Fourteen of the 22 Arab states were in the top-100 ranking on the UNCTAD FDI Potential Index, which places countries on the basis of their attractiveness to FDI.
All in all, global FDI flows amounted to $651.18 billion in 2002, and the share of the Arab World was $7.3 billion. The recently released UNCTAD World Investment Report said the six GCC countries attracted FDI flows of $1.81 billion during 2003, which is higher by 64 per cent from the $1.097 billion net FDI inflows into the Gulf during 2002.

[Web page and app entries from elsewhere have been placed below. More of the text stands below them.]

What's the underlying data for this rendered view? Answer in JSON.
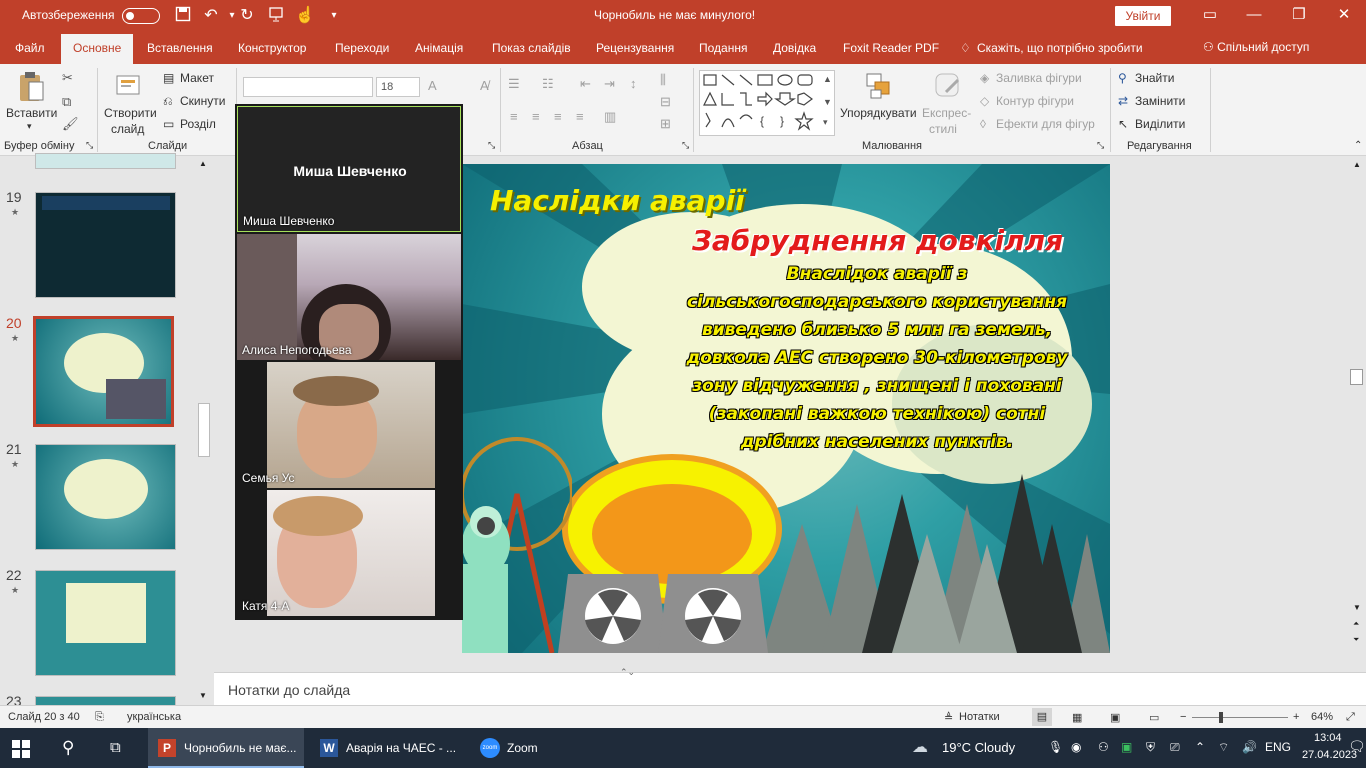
{
  "titlebar": {
    "autosave_label": "Автозбереження",
    "doc_title": "Чорнобиль не має минулого!",
    "signin": "Увійти",
    "icons": [
      "save-icon",
      "undo-icon",
      "redo-icon",
      "present-icon",
      "touch-icon",
      "customize-icon"
    ]
  },
  "tabs": [
    "Файл",
    "Основне",
    "Вставлення",
    "Конструктор",
    "Переходи",
    "Анімація",
    "Показ слайдів",
    "Рецензування",
    "Подання",
    "Довідка",
    "Foxit Reader PDF",
    "Скажіть, що потрібно зробити"
  ],
  "share_label": "Спільний доступ",
  "ribbon": {
    "clipboard": {
      "paste": "Вставити",
      "group": "Буфер обміну"
    },
    "slides": {
      "new_slide_1": "Створити",
      "new_slide_2": "слайд",
      "layout": "Макет",
      "reset": "Скинути",
      "section": "Розділ",
      "group": "Слайди"
    },
    "font": {
      "size": "18"
    },
    "paragraph": {
      "group": "Абзац"
    },
    "drawing": {
      "arrange": "Упорядкувати",
      "styles_1": "Експрес-",
      "styles_2": "стилі",
      "fill": "Заливка фігури",
      "outline": "Контур фігури",
      "effects": "Ефекти для фігур",
      "group": "Малювання"
    },
    "editing": {
      "find": "Знайти",
      "replace": "Замінити",
      "select": "Виділити",
      "group": "Редагування"
    }
  },
  "thumbnails": [
    {
      "num": "19",
      "star": "★"
    },
    {
      "num": "20",
      "star": "★"
    },
    {
      "num": "21",
      "star": "★"
    },
    {
      "num": "22",
      "star": "★"
    },
    {
      "num": "23",
      "star": ""
    }
  ],
  "slide": {
    "heading": "Наслідки аварії",
    "subheading": "Забруднення довкілля",
    "body": "Внаслідок аварії з сільськогосподарського користування виведено близько 5 млн га земель, довкола АЕС створено 30-кілометрову зону відчуження , знищені і поховані (закопані важкою технікою) сотні дрібних населених пунктів."
  },
  "zoom_tiles": [
    {
      "center_name": "Миша Шевченко",
      "label": "Миша Шевченко"
    },
    {
      "label": "Алиса Непогодьева"
    },
    {
      "label": "Семья Ус"
    },
    {
      "label": "Катя  4-А"
    }
  ],
  "notes_placeholder": "Нотатки до слайда",
  "status": {
    "slide_info": "Слайд 20 з 40",
    "language": "українська",
    "notes_btn": "Нотатки",
    "zoom": "64%"
  },
  "taskbar": {
    "apps": [
      {
        "label": "Чорнобиль не має..."
      },
      {
        "label": "Аварія на ЧАЕС - ..."
      },
      {
        "label": "Zoom"
      }
    ],
    "weather": "19°C  Cloudy",
    "lang": "ENG",
    "time": "13:04",
    "date": "27.04.2023"
  },
  "colors": {
    "accent": "#c0402a",
    "slide_heading": "#f6f000",
    "slide_sub": "#e31b1b"
  }
}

"Though the Arab world has done well, in relative terms, the flow of $1.81 billion to the Gulf in 2003, is simply not enough when compared to $560 billion that was generated globally. Even the $7.35 billion that the entire Arab world received in 2003, is but a drop in the ocean of funds that travelled the world last year looking for investment opportunities," said Mohammad Al Gergawi, chairman of the Board of Dubai Development and Investment Authority (DDIA), according to Gulf News.
Arab countries on the top-50 UNCTAD FDI Potential Index are led by Qatar, UAE, Kuwait, Bahrain and Saudi Arabia and also include Jordan and Libya.
It should be noted that the largest amount of FDI received last year was by Morocco, which attracted $2.27 billion, despite the fact that it is ranked 93rd on the Index. FDI in Morocco climbed from $0.5 billion in 2002 thanks to its privatization program.
Ranked 87th, Yemen was the only Arab state to see a negative FDI inflow of -$89 million.
FDI in Lebanon rose to $358 million in 2003 compared to $257 million in 2002, a jump of 12.1 percent. However, according to the report, Lebanon ranked just 90th in the world in terms of FDI for 2003. (menareport.com)
© 2004 Mena Report (www.menareport.com)